§ Your goal: Each entry has to be set down again with no alteration.

§ Given data:
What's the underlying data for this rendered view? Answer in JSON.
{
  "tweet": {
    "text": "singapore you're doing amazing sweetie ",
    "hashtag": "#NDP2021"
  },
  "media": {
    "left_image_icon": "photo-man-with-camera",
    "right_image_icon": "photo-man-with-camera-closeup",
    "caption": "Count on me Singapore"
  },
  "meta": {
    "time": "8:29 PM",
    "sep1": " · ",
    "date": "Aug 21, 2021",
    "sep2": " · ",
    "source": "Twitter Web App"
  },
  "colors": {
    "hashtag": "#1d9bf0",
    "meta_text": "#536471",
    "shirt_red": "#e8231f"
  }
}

§ Task result:
What's the underlying data for this rendered view? Answer in JSON.
{
  "tweet": {
    "text": "singapore you're doing amazing sweetie ",
    "hashtag": "#NDP2021"
  },
  "media": {
    "left_image_icon": "photo-man-with-camera",
    "right_image_icon": "photo-man-with-camera-closeup",
    "caption": "Count on me Singapore"
  },
  "meta": {
    "time": "8:29 PM",
    "sep1": " · ",
    "date": "Aug 21, 2021",
    "sep2": " · ",
    "source": "Twitter Web App"
  },
  "colors": {
    "hashtag": "#1d9bf0",
    "meta_text": "#536471",
    "shirt_red": "#e8231f"
  }
}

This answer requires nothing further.